EXERCISE AIM
Reproduce each entry below verbatim.

(Web page and app entries)
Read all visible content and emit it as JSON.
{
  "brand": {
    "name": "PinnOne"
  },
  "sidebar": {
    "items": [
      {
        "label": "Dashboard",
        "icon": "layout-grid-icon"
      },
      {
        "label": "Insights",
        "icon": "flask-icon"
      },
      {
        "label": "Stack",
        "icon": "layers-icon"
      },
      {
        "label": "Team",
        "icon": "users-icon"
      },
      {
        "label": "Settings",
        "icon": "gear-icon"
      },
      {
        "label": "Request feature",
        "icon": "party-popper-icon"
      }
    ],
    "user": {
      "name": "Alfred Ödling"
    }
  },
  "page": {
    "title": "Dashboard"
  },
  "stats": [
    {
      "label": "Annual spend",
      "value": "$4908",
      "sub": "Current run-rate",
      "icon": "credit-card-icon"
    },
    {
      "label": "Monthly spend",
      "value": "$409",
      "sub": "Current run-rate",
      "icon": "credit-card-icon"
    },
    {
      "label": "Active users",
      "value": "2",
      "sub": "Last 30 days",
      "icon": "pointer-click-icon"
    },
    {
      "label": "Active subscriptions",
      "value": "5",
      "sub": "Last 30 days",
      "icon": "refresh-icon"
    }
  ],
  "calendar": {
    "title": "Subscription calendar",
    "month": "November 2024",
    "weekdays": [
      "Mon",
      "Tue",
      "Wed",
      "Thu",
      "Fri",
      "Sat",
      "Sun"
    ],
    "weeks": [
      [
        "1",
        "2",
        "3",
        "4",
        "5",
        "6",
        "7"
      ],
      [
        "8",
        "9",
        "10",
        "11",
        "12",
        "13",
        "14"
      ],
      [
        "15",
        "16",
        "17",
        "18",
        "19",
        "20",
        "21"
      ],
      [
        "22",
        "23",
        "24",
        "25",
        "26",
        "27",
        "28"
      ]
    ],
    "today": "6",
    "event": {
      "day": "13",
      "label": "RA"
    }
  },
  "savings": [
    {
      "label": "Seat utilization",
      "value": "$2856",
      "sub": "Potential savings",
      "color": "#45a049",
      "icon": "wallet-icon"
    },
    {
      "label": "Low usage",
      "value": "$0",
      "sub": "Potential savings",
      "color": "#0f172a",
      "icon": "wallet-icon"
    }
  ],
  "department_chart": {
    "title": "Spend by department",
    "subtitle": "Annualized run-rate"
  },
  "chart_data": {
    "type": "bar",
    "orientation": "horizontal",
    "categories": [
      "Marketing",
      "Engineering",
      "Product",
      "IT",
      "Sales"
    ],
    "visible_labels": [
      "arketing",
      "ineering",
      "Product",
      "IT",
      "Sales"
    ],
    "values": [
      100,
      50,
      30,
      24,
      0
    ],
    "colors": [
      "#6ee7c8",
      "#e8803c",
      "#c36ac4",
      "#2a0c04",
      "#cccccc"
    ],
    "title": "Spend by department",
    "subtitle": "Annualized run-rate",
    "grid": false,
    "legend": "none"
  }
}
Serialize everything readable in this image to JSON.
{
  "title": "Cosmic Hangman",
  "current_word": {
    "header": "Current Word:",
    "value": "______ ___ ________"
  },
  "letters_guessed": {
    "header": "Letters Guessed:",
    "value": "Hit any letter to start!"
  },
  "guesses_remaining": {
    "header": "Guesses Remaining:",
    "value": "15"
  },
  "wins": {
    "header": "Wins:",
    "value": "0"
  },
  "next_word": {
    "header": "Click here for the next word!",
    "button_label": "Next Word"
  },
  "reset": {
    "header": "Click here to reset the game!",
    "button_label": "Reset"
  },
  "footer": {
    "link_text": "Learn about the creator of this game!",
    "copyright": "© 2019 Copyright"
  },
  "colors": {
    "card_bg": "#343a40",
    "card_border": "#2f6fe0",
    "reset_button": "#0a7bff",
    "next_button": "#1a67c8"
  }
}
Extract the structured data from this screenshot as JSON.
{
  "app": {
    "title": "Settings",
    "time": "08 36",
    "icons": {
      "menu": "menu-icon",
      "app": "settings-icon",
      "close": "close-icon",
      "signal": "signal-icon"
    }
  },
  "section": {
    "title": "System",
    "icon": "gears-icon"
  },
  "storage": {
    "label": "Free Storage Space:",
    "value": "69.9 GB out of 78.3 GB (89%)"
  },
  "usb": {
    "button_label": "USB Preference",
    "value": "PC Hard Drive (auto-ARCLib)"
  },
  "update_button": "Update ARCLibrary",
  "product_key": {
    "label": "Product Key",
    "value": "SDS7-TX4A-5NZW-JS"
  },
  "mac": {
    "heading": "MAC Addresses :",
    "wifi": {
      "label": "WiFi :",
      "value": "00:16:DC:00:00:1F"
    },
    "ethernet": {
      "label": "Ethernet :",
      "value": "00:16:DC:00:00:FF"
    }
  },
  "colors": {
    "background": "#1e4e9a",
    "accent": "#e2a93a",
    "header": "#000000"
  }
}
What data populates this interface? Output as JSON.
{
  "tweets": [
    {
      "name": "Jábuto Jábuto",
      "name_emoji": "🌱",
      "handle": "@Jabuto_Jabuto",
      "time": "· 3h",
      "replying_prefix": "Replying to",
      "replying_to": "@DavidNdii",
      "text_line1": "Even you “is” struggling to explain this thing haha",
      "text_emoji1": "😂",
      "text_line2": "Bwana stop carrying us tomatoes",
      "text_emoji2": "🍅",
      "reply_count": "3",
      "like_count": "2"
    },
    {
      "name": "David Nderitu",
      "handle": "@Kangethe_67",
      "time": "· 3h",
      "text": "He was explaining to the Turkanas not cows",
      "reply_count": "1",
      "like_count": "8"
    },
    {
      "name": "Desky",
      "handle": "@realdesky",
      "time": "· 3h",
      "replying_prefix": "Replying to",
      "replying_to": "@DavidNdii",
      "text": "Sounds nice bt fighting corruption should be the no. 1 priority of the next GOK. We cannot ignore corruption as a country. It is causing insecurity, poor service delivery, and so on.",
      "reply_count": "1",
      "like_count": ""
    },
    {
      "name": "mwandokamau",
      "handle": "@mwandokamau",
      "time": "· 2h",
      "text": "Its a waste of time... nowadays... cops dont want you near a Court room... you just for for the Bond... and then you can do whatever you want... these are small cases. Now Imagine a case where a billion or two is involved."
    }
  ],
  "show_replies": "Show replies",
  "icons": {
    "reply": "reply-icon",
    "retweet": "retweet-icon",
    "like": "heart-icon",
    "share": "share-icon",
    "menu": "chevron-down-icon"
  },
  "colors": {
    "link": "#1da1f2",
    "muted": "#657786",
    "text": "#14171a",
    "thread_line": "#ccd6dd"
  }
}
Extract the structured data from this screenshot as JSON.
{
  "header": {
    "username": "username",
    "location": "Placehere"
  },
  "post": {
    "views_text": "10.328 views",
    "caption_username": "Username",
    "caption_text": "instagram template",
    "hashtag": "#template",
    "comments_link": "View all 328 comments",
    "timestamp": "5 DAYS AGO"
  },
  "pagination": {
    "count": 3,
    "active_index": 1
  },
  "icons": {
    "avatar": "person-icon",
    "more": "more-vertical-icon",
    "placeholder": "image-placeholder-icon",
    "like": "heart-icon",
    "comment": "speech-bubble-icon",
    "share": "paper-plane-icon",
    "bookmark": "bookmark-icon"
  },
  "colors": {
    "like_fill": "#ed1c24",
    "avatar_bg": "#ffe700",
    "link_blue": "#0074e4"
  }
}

RESULT
Read all visible content and emit it as JSON.
{
  "brand": {
    "name": "PinnOne"
  },
  "sidebar": {
    "items": [
      {
        "label": "Dashboard",
        "icon": "layout-grid-icon"
      },
      {
        "label": "Insights",
        "icon": "flask-icon"
      },
      {
        "label": "Stack",
        "icon": "layers-icon"
      },
      {
        "label": "Team",
        "icon": "users-icon"
      },
      {
        "label": "Settings",
        "icon": "gear-icon"
      },
      {
        "label": "Request feature",
        "icon": "party-popper-icon"
      }
    ],
    "user": {
      "name": "Alfred Ödling"
    }
  },
  "page": {
    "title": "Dashboard"
  },
  "stats": [
    {
      "label": "Annual spend",
      "value": "$4908",
      "sub": "Current run-rate",
      "icon": "credit-card-icon"
    },
    {
      "label": "Monthly spend",
      "value": "$409",
      "sub": "Current run-rate",
      "icon": "credit-card-icon"
    },
    {
      "label": "Active users",
      "value": "2",
      "sub": "Last 30 days",
      "icon": "pointer-click-icon"
    },
    {
      "label": "Active subscriptions",
      "value": "5",
      "sub": "Last 30 days",
      "icon": "refresh-icon"
    }
  ],
  "calendar": {
    "title": "Subscription calendar",
    "month": "November 2024",
    "weekdays": [
      "Mon",
      "Tue",
      "Wed",
      "Thu",
      "Fri",
      "Sat",
      "Sun"
    ],
    "weeks": [
      [
        "1",
        "2",
        "3",
        "4",
        "5",
        "6",
        "7"
      ],
      [
        "8",
        "9",
        "10",
        "11",
        "12",
        "13",
        "14"
      ],
      [
        "15",
        "16",
        "17",
        "18",
        "19",
        "20",
        "21"
      ],
      [
        "22",
        "23",
        "24",
        "25",
        "26",
        "27",
        "28"
      ]
    ],
    "today": "6",
    "event": {
      "day": "13",
      "label": "RA"
    }
  },
  "savings": [
    {
      "label": "Seat utilization",
      "value": "$2856",
      "sub": "Potential savings",
      "color": "#45a049",
      "icon": "wallet-icon"
    },
    {
      "label": "Low usage",
      "value": "$0",
      "sub": "Potential savings",
      "color": "#0f172a",
      "icon": "wallet-icon"
    }
  ],
  "department_chart": {
    "title": "Spend by department",
    "subtitle": "Annualized run-rate"
  },
  "chart_data": {
    "type": "bar",
    "orientation": "horizontal",
    "categories": [
      "Marketing",
      "Engineering",
      "Product",
      "IT",
      "Sales"
    ],
    "visible_labels": [
      "arketing",
      "ineering",
      "Product",
      "IT",
      "Sales"
    ],
    "values": [
      100,
      50,
      30,
      24,
      0
    ],
    "colors": [
      "#6ee7c8",
      "#e8803c",
      "#c36ac4",
      "#2a0c04",
      "#cccccc"
    ],
    "title": "Spend by department",
    "subtitle": "Annualized run-rate",
    "grid": false,
    "legend": "none"
  }
}
Serialize everything readable in this image to JSON.
{
  "title": "Cosmic Hangman",
  "current_word": {
    "header": "Current Word:",
    "value": "______ ___ ________"
  },
  "letters_guessed": {
    "header": "Letters Guessed:",
    "value": "Hit any letter to start!"
  },
  "guesses_remaining": {
    "header": "Guesses Remaining:",
    "value": "15"
  },
  "wins": {
    "header": "Wins:",
    "value": "0"
  },
  "next_word": {
    "header": "Click here for the next word!",
    "button_label": "Next Word"
  },
  "reset": {
    "header": "Click here to reset the game!",
    "button_label": "Reset"
  },
  "footer": {
    "link_text": "Learn about the creator of this game!",
    "copyright": "© 2019 Copyright"
  },
  "colors": {
    "card_bg": "#343a40",
    "card_border": "#2f6fe0",
    "reset_button": "#0a7bff",
    "next_button": "#1a67c8"
  }
}
Extract the structured data from this screenshot as JSON.
{
  "app": {
    "title": "Settings",
    "time": "08 36",
    "icons": {
      "menu": "menu-icon",
      "app": "settings-icon",
      "close": "close-icon",
      "signal": "signal-icon"
    }
  },
  "section": {
    "title": "System",
    "icon": "gears-icon"
  },
  "storage": {
    "label": "Free Storage Space:",
    "value": "69.9 GB out of 78.3 GB (89%)"
  },
  "usb": {
    "button_label": "USB Preference",
    "value": "PC Hard Drive (auto-ARCLib)"
  },
  "update_button": "Update ARCLibrary",
  "product_key": {
    "label": "Product Key",
    "value": "SDS7-TX4A-5NZW-JS"
  },
  "mac": {
    "heading": "MAC Addresses :",
    "wifi": {
      "label": "WiFi :",
      "value": "00:16:DC:00:00:1F"
    },
    "ethernet": {
      "label": "Ethernet :",
      "value": "00:16:DC:00:00:FF"
    }
  },
  "colors": {
    "background": "#1e4e9a",
    "accent": "#e2a93a",
    "header": "#000000"
  }
}
What data populates this interface? Output as JSON.
{
  "tweets": [
    {
      "name": "Jábuto Jábuto",
      "name_emoji": "🌱",
      "handle": "@Jabuto_Jabuto",
      "time": "· 3h",
      "replying_prefix": "Replying to",
      "replying_to": "@DavidNdii",
      "text_line1": "Even you “is” struggling to explain this thing haha",
      "text_emoji1": "😂",
      "text_line2": "Bwana stop carrying us tomatoes",
      "text_emoji2": "🍅",
      "reply_count": "3",
      "like_count": "2"
    },
    {
      "name": "David Nderitu",
      "handle": "@Kangethe_67",
      "time": "· 3h",
      "text": "He was explaining to the Turkanas not cows",
      "reply_count": "1",
      "like_count": "8"
    },
    {
      "name": "Desky",
      "handle": "@realdesky",
      "time": "· 3h",
      "replying_prefix": "Replying to",
      "replying_to": "@DavidNdii",
      "text": "Sounds nice bt fighting corruption should be the no. 1 priority of the next GOK. We cannot ignore corruption as a country. It is causing insecurity, poor service delivery, and so on.",
      "reply_count": "1",
      "like_count": ""
    },
    {
      "name": "mwandokamau",
      "handle": "@mwandokamau",
      "time": "· 2h",
      "text": "Its a waste of time... nowadays... cops dont want you near a Court room... you just for for the Bond... and then you can do whatever you want... these are small cases. Now Imagine a case where a billion or two is involved."
    }
  ],
  "show_replies": "Show replies",
  "icons": {
    "reply": "reply-icon",
    "retweet": "retweet-icon",
    "like": "heart-icon",
    "share": "share-icon",
    "menu": "chevron-down-icon"
  },
  "colors": {
    "link": "#1da1f2",
    "muted": "#657786",
    "text": "#14171a",
    "thread_line": "#ccd6dd"
  }
}
Extract the structured data from this screenshot as JSON.
{
  "header": {
    "username": "username",
    "location": "Placehere"
  },
  "post": {
    "views_text": "10.328 views",
    "caption_username": "Username",
    "caption_text": "instagram template",
    "hashtag": "#template",
    "comments_link": "View all 328 comments",
    "timestamp": "5 DAYS AGO"
  },
  "pagination": {
    "count": 3,
    "active_index": 1
  },
  "icons": {
    "avatar": "person-icon",
    "more": "more-vertical-icon",
    "placeholder": "image-placeholder-icon",
    "like": "heart-icon",
    "comment": "speech-bubble-icon",
    "share": "paper-plane-icon",
    "bookmark": "bookmark-icon"
  },
  "colors": {
    "like_fill": "#ed1c24",
    "avatar_bg": "#ffe700",
    "link_blue": "#0074e4"
  }
}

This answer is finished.